*WHAT THE EXERCISE ASKS*
What is needed is an exact copy of every entry below, with the pictures left out.

---

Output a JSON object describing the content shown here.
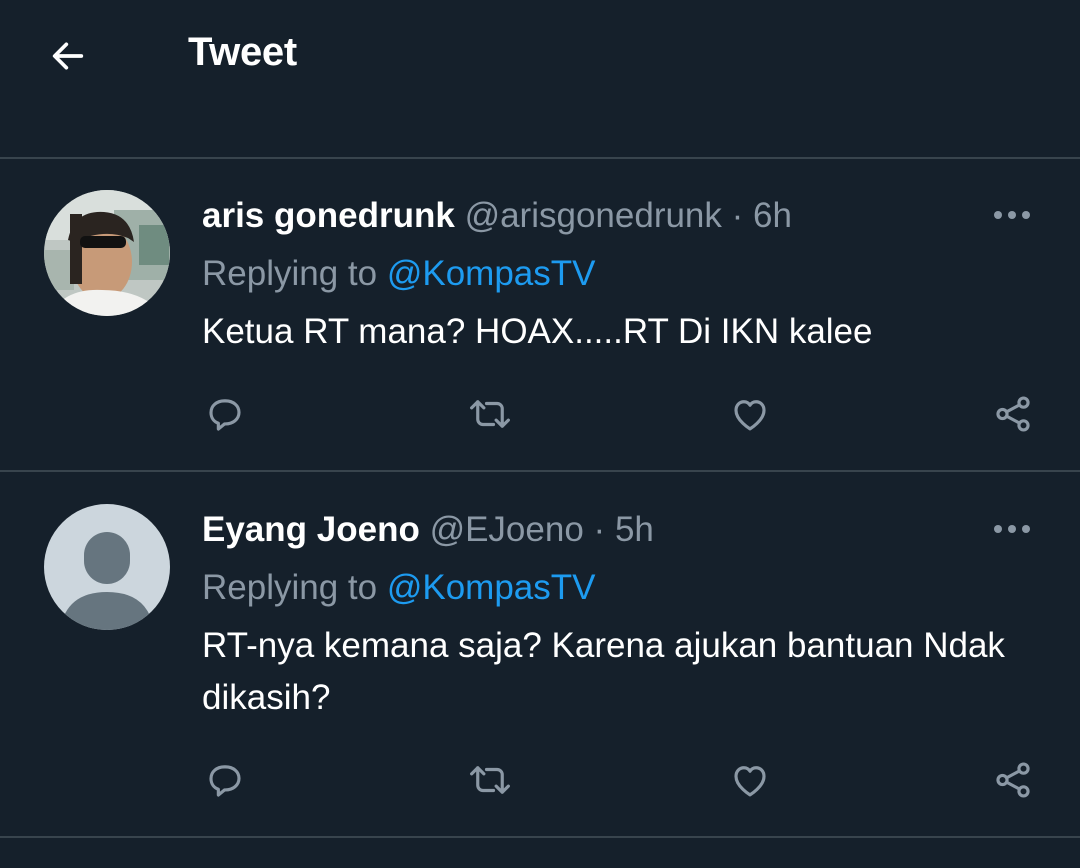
{
  "header": {
    "title": "Tweet",
    "back_icon": "arrow-left-icon"
  },
  "colors": {
    "background": "#15202b",
    "divider": "#38444d",
    "secondary_text": "#8b98a5",
    "mention": "#1d9bf0",
    "default_avatar_bg": "#ccd6dd",
    "default_avatar_fg": "#66757f"
  },
  "replies": [
    {
      "name": "aris gonedrunk",
      "handle": "@arisgonedrunk",
      "separator": "·",
      "time": "6h",
      "replying_prefix": "Replying to",
      "replying_to": "@KompasTV",
      "text": "Ketua RT mana? HOAX.....RT Di IKN kalee",
      "avatar": "user-photo-avatar",
      "actions": [
        "reply-icon",
        "retweet-icon",
        "like-icon",
        "share-icon"
      ]
    },
    {
      "name": "Eyang Joeno",
      "handle": "@EJoeno",
      "separator": "·",
      "time": "5h",
      "replying_prefix": "Replying to",
      "replying_to": "@KompasTV",
      "text": "RT-nya kemana saja? Karena ajukan bantuan Ndak dikasih?",
      "avatar": "default-avatar",
      "actions": [
        "reply-icon",
        "retweet-icon",
        "like-icon",
        "share-icon"
      ]
    }
  ]
}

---

*EXPECTED ANSWER*
Output a JSON object describing the content shown here.
{
  "header": {
    "title": "Tweet",
    "back_icon": "arrow-left-icon"
  },
  "colors": {
    "background": "#15202b",
    "divider": "#38444d",
    "secondary_text": "#8b98a5",
    "mention": "#1d9bf0",
    "default_avatar_bg": "#ccd6dd",
    "default_avatar_fg": "#66757f"
  },
  "replies": [
    {
      "name": "aris gonedrunk",
      "handle": "@arisgonedrunk",
      "separator": "·",
      "time": "6h",
      "replying_prefix": "Replying to",
      "replying_to": "@KompasTV",
      "text": "Ketua RT mana? HOAX.....RT Di IKN kalee",
      "avatar": "user-photo-avatar",
      "actions": [
        "reply-icon",
        "retweet-icon",
        "like-icon",
        "share-icon"
      ]
    },
    {
      "name": "Eyang Joeno",
      "handle": "@EJoeno",
      "separator": "·",
      "time": "5h",
      "replying_prefix": "Replying to",
      "replying_to": "@KompasTV",
      "text": "RT-nya kemana saja? Karena ajukan bantuan Ndak dikasih?",
      "avatar": "default-avatar",
      "actions": [
        "reply-icon",
        "retweet-icon",
        "like-icon",
        "share-icon"
      ]
    }
  ]
}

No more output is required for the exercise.